The UN war crimes court in The Hague, where he was standing trial, said: “Today, Saturday March 11, Slobodan Milosevic was found lifeless on his bed in his cell at the United Nations detention unit in Scheveningen. The guard immediately alerted the detention unit officer in command and the medical officer. The latter confirmed that Slobodan Milosevic was dead.”
The court said it was opening an inquiry into Milosevic’s death and an autopsy and a toxicological report would be carried out, and a Serbian pathologist would be present.
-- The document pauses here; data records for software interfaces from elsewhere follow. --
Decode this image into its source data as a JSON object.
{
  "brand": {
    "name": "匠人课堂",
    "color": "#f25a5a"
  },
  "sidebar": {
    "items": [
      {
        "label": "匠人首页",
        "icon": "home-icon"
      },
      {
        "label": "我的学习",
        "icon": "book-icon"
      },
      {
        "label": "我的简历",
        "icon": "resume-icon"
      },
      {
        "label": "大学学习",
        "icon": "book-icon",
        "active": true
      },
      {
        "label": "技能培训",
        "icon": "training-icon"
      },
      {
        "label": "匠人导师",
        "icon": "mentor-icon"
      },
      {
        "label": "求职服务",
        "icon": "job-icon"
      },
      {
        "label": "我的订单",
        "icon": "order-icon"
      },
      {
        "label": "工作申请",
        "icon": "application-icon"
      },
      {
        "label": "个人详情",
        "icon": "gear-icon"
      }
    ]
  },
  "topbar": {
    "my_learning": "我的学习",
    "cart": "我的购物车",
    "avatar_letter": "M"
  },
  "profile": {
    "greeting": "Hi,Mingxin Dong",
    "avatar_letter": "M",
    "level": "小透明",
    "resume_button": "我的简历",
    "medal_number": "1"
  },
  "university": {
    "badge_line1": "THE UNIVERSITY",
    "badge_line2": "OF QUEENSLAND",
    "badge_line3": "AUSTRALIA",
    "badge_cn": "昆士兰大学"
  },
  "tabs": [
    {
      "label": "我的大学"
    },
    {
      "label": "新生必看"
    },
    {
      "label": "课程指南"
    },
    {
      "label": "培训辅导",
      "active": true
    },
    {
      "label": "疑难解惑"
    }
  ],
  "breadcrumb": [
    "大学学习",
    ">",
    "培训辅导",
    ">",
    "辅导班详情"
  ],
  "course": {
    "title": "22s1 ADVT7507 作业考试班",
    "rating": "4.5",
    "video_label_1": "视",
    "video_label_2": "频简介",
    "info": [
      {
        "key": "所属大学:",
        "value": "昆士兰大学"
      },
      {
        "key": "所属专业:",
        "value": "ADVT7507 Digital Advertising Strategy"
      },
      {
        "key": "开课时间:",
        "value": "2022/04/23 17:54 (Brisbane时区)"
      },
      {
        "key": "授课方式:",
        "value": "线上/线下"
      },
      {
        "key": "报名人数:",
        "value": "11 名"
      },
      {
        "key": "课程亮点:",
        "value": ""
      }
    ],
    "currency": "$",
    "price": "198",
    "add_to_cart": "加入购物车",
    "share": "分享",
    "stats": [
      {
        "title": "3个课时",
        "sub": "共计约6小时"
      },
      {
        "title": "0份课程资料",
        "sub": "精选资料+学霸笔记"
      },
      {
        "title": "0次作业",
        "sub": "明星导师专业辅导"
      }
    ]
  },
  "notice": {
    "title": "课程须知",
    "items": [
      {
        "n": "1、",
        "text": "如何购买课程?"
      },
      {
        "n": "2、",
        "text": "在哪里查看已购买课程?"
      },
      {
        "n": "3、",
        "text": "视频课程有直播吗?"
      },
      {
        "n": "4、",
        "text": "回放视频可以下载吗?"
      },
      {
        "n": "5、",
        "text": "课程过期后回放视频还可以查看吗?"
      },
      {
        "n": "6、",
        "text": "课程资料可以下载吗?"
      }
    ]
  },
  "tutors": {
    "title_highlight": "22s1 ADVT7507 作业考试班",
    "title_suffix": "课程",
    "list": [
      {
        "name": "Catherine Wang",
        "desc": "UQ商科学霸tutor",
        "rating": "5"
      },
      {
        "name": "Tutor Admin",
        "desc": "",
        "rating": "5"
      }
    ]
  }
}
Milosevic’s family were informed of his death, it said.
The independent Serb Radio station B92 first broke the news, saying it had been told by unofficial sources at The Hague.
According to media reports, Philippe Douste-Blazy, the French foreign minister, said that Milosovic’s death was of natural causes and not suicide. It is believed that he may have been dead for a few hours.
“Slobodan Milosevic was found lifeless on his bed in his cell at the United Nations detention unit”
UN war crimes court statement
Milosevic’s heart condition and high blood pressure have repeatedly interrupted his trial, and last month the tribunal rejected a request from Milosevic to go to Russia for medical treatment.
Milosevic, who was in office for 13 years, was sent to The Hague war crimes court in June 2001, eight months after he was toppled in a popular uprising.
When his trial began in Febuary 2002, Milosevic faced 60 counts of war crimes and crimes against humanity for his alleged central role in the wars in Bosnia, Croatia and Kosovo in which 200,000 people died.
Widely blamed in the West for the violent break-up of Yugoslavia in the 1990s, Milosevic was waiting for a court decision on his request to subpoena Bill Clinton, the former US president, as a witness.
He was due to complete his defence at the war crimes tribunal this summer. During the months of presenting his case, he barely touched on the Bosnian war or the massacre of more than 8000 Bosnian Muslims in the enclave of Srebrenica in July 1995. Instead, he focused on the 1999 war in Kosovo.
A lawyer by education, he was a one time communist
Worked as the chief of the state gas company and also briefly as a banker in the United States, before he entered politics
He succeeded the Yugoslav dictator Marshal Tito in 1980
Just last month, the International Court of Justice in The Hague began hearings on a claim by Bosnia that Serbia was responsible for genocide during the 1992-95 Bosnian war – the first time a state has been put on trial for the worst crime of international law.
Milosevic’s death comes less than a week after Milan Babic, the former Croatian Serb leader and the star witness in his trial, was found dead in the same prison.
Babic’s testimony in 2002 described a political and military command structure headed by Milosevic in Belgrade that operated behind the scenes.
Babic, who was serving a 13-year prison sentence, committed suicide.
Milosevic’s death will be a crushing blow to the tribunal and to those who were looking to establish an authoritative historical record of the Balkan wars.
Lufi Haziri, the deputy prime minister of Kosovo, said: “Unfortunately, he did not face justice for crimes he has committed in Kosovo as well.”